When money and jobs are tight and people are drinking far more often at home instead of restaurants, bars or taverns due to a pandemic, one would expect relatively affordable beer sales to be strong. People may be drinking more alcohol in some quarters to cope, but some are drinking less due to job losses, which may be higher among those who often buy beer.
However, as Brewers Association founder Charlie Papazian often stated in his best-selling homebrewing book The Complete Joy of Homebrewing: “Don’t worry, have another (my substitution here) extraordinary craft beer innovation like a juicy or hazy IPA.” The sales of this style, as time and the pandemic march on, are among the leaders in retail sales.
It is worth asking just how it’s going with innovation in craft brewing. Apparently, there’s more emphasis than ever on existing flagships when it comes to drink-at-home packaged beer. Two of craft’s best-known beers, New Belgium Brewing’s Fat Tire and The Boston Beer’s Samuel Adams Boston Lager,” have reversed losses of market share and red ink suffered in 2019.
Draft beer, the crucible of innovation in taprooms and brewpubs, remains a quandary in terms of sales. An unverified anecdotal viewpoint by this writer – due to a lack of travel but no lack of visiting local taproom emporiums with carryout or outdoor seating – indicates that innovation continues. If the market is sick, what better medication than producing new, exciting beers?
Some segments that are measured in off-premises buying trends continue going forward from 2019. Hard seltzer sales continue to increase by astounding amounts, which only serves to put more pressure on can manufacturers and smaller brewers when it comes to accessing the retail market.
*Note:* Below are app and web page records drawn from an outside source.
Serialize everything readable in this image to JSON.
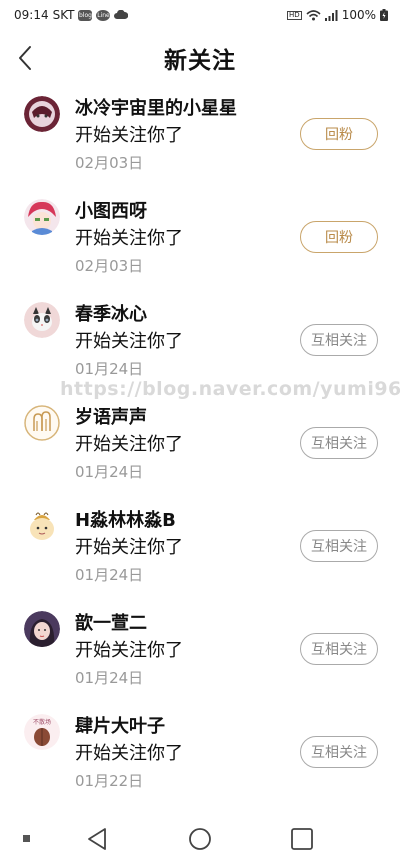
{
  "status_bar": {
    "time": "09:14",
    "carrier": "SKT",
    "app_badges": [
      "blog",
      "Line"
    ],
    "hd_label": "HD",
    "battery": "100%"
  },
  "header": {
    "title": "新关注"
  },
  "items": [
    {
      "name": "冰冷宇宙里的小星星",
      "message": "开始关注你了",
      "date": "02月03日",
      "button": "回粉",
      "button_style": "follow-back"
    },
    {
      "name": "小图西呀",
      "message": "开始关注你了",
      "date": "02月03日",
      "button": "回粉",
      "button_style": "follow-back"
    },
    {
      "name": "春季冰心",
      "message": "开始关注你了",
      "date": "01月24日",
      "button": "互相关注",
      "button_style": "mutual"
    },
    {
      "name": "岁语声声",
      "message": "开始关注你了",
      "date": "01月24日",
      "button": "互相关注",
      "button_style": "mutual"
    },
    {
      "name": "H淼林林淼B",
      "message": "开始关注你了",
      "date": "01月24日",
      "button": "互相关注",
      "button_style": "mutual"
    },
    {
      "name": "歆一萱二",
      "message": "开始关注你了",
      "date": "01月24日",
      "button": "互相关注",
      "button_style": "mutual"
    },
    {
      "name": "肆片大叶子",
      "message": "开始关注你了",
      "date": "01月22日",
      "button": "互相关注",
      "button_style": "mutual"
    }
  ],
  "avatar_caption": "不散场",
  "watermark": "https://blog.naver.com/yumi96",
  "colors": {
    "follow_back": "#b98b4a",
    "mutual": "#888888",
    "date": "#999999"
  }
}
White Claw’s variety pack, for example, ranked eighth in the Top 100 brand sales of IRI Worldwide tracking of retail sales, just behind Budweiser.
TIME OUT – The Dietition
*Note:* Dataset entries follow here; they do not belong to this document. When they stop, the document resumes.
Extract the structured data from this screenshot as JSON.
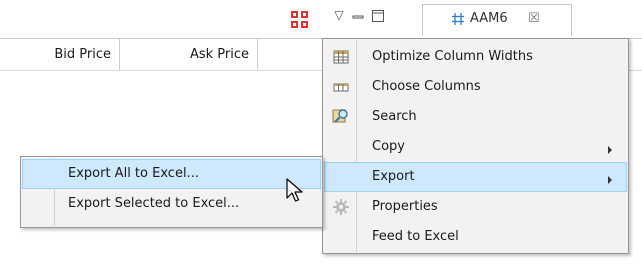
{
  "columns": {
    "bid": "Bid Price",
    "ask": "Ask Price"
  },
  "tab": {
    "label": "AAM6",
    "close_glyph": "☒",
    "icon": "grid-hash-icon",
    "accent": "#2c7ec9"
  },
  "toolbar": {
    "view_menu_glyph": "▽"
  },
  "context_menu": {
    "items": [
      {
        "label": "Optimize Column Widths",
        "icon": "column-widths-icon"
      },
      {
        "label": "Choose Columns",
        "icon": "columns-icon"
      },
      {
        "label": "Search",
        "icon": "search-icon"
      },
      {
        "label": "Copy",
        "has_submenu": true
      },
      {
        "label": "Export",
        "has_submenu": true,
        "highlighted": true
      },
      {
        "label": "Properties",
        "icon": "gear-icon"
      },
      {
        "label": "Feed to Excel"
      }
    ]
  },
  "export_submenu": {
    "items": [
      {
        "label": "Export All to Excel...",
        "highlighted": true
      },
      {
        "label": "Export Selected to Excel..."
      }
    ]
  },
  "colors": {
    "highlight_bg": "#cde8ff",
    "highlight_border": "#99d1ff",
    "menu_bg": "#f2f2f2"
  }
}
A dietitian was once addressing a large audience at a health conference:
“The material we put into our stomachs is enough to have killed most of us sitting here, years ago. Red meat is awful. Soft drinks erode your stomach lining. Chinese food is loaded with MSG. Vegetables can be disastrous, and none of us realizes the long-term harm caused by the germs in our drinking water.
“But there is one thing that is the most dangerous of all and we all have eaten or will eat it. Can anyone here tell me what food it is that causes the most grief and suffering for years after eating it?”
A 75-year-old man in the front row stood up and said, “Wedding cake!”